Davy Russell gets four day ban for striking a horse
Ban begins in 14 days which leaves Russell free to ride at next week’s Listowel festival
Davy Russell has been handed a four day suspension in an Appeal Body hearing at Turf Club headquarters on Tuesday. The ban will begin in 14 days which leaves Russell free to ride at next week’s Listowel festival.
A three man panel chaired by the retired Supreme Court Justice Joseph Finnegan agreed with an appeal by the Irish National Hunt Steeplechase Committee against the leniency of a Referrals verdict which cautioned Russell over striking a horse at Tramore last month.
That caution provoked much criticism of racing’s regulatory body and the fallout of the former champion jockey punching Kings Dolly before a race has continued to provoke a lot of comment in all forms of media.

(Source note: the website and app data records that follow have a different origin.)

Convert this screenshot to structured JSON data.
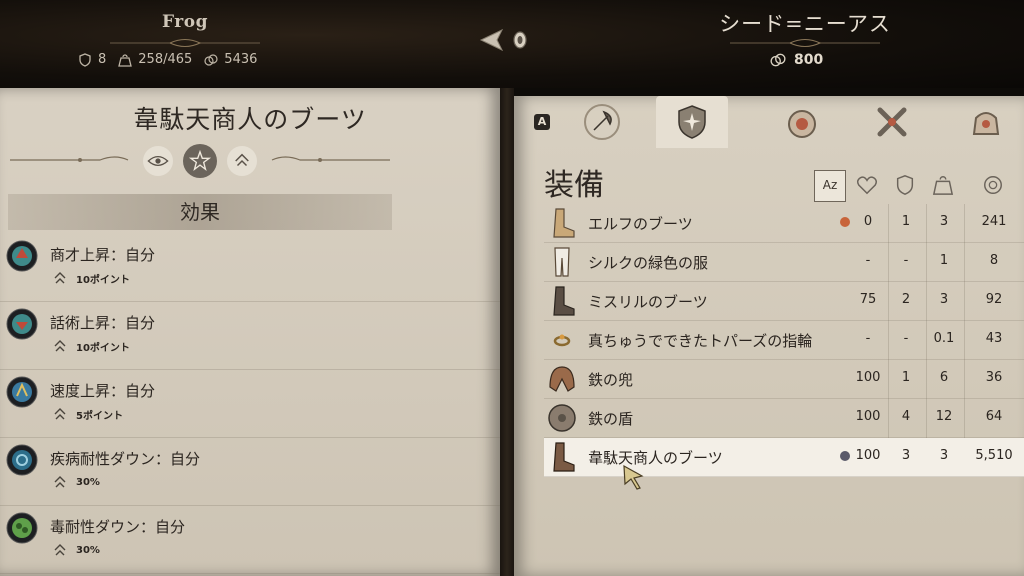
{
  "player": {
    "name": "Frog",
    "stats": [
      {
        "icon": "shield-icon",
        "value": "8"
      },
      {
        "icon": "weight-icon",
        "value": "258/465"
      },
      {
        "icon": "coin-icon",
        "value": "5436"
      }
    ]
  },
  "merchant": {
    "name": "シード=ニーアス",
    "gold": "800"
  },
  "item_detail": {
    "title": "韋駄天商人のブーツ",
    "tabs": [
      "eye-icon",
      "star-emblem-icon",
      "upgrade-icon"
    ],
    "section_label": "効果",
    "effects": [
      {
        "name": "商才上昇：自分",
        "value": "10ポイント",
        "color": "#3f8a8a"
      },
      {
        "name": "話術上昇：自分",
        "value": "10ポイント",
        "color": "#c04a3a"
      },
      {
        "name": "速度上昇：自分",
        "value": "5ポイント",
        "color": "#3a7aa0"
      },
      {
        "name": "疾病耐性ダウン：自分",
        "value": "30%",
        "color": "#2d6e8a"
      },
      {
        "name": "毒耐性ダウン：自分",
        "value": "30%",
        "color": "#5fa04a"
      }
    ]
  },
  "shop": {
    "key_hint": "A",
    "category_tabs": [
      "axe-icon",
      "shield-emblem-icon",
      "potion-icon",
      "tools-icon",
      "bag-icon"
    ],
    "active_tab": 1,
    "section_title": "装備",
    "sort_label": "Az",
    "columns": [
      "heart-icon",
      "shield-icon",
      "weight-icon",
      "coin-icon"
    ],
    "items": [
      {
        "name": "エルフのブーツ",
        "icon": "boots-icon",
        "gem": "#c8643a",
        "hp": "0",
        "armor": "1",
        "weight": "3",
        "price": "241"
      },
      {
        "name": "シルクの緑色の服",
        "icon": "pants-icon",
        "gem": "",
        "hp": "-",
        "armor": "-",
        "weight": "1",
        "price": "8"
      },
      {
        "name": "ミスリルのブーツ",
        "icon": "boots-icon",
        "gem": "",
        "hp": "75",
        "armor": "2",
        "weight": "3",
        "price": "92"
      },
      {
        "name": "真ちゅうでできたトパーズの指輪",
        "icon": "ring-icon",
        "gem": "",
        "hp": "-",
        "armor": "-",
        "weight": "0.1",
        "price": "43"
      },
      {
        "name": "鉄の兜",
        "icon": "helmet-icon",
        "gem": "",
        "hp": "100",
        "armor": "1",
        "weight": "6",
        "price": "36"
      },
      {
        "name": "鉄の盾",
        "icon": "round-shield-icon",
        "gem": "",
        "hp": "100",
        "armor": "4",
        "weight": "12",
        "price": "64"
      },
      {
        "name": "韋駄天商人のブーツ",
        "icon": "boots-icon",
        "gem": "#5a5a6a",
        "hp": "100",
        "armor": "3",
        "weight": "3",
        "price": "5,510",
        "selected": true
      }
    ]
  }
}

Tuesday’s Appeals Body panel, which also included the High Court Justice, Tony Hunt, and Mr John Powell, concluded that Russell had breached Rule 272(i) which relates to conduct or behaviour prejudicial to the integrity, proper conduct or good reputation of horse racing.
In a hearing which lasted over an hour, Russell was emotional at times in outlining the impact the controversy has had on himself and his family and he was critical of media coverage describing some of it as “in my eyes disgraceful.”
Russell outlined the circumstances of what occurred before Kings Dolly’s race and the horse’s behaviour. He stressed he didn’t punch the animal in the head but on a soft part of her neck. The panel said the blow did appear to have been delivered towards the neck of the horse.
Justice Finnegan outlined how no direct comparison for this incident was available in Ireland but he pointed to an incident in July when Shane Foley struck a horse with his whip before a race and was suspended for seven days. That was reduced on appeal to five.
He also pointed to a number of cases in the United Kingdom, including that of jockey Sean Levey who got a five days suspension for striking a horse with his fist.
Justice Finnegan described Russell’s action at Tramore as “serious offence” and stressed “it ought not to have happened.” He said the panel couldn’t underplay it.
He said the panel felt in such circumstances a five day suspension for Russell would be appropriate but pointed to the length of time since the incident happened and the impact on the matter on the jockey in that time and reduced the penalty to four days.
“The general public, and the racing public, may think it lenient but we are conscious the impact of a four day suspension has in monetary terms on a jockey,” Justice Finnegan said. “It not just four days, it is four racedays.”
It is standard Turf Club practise for suspensions to begin 14 days after they have been decided.
During the hearing Russell stressed there was no malice or anger in what he did on Kings Dolly after the partnership approached a show hurdle before the race.
“When we pulled up she was being quite unresponsive and unresponsive to what I was asking her or telling her to do,” he said.
He also referred to the intense and sometimes vitriolic public comment on the matter and the impact it has had on him and his family, including his 13 year old daughter who he said is in secondary school and is “well aware” of what has happened.
He pointed to media coverage and said he and his family are “aggrieved” at the “level it has been taken to.”
Russell declined to comment to reporters immediately after the hearing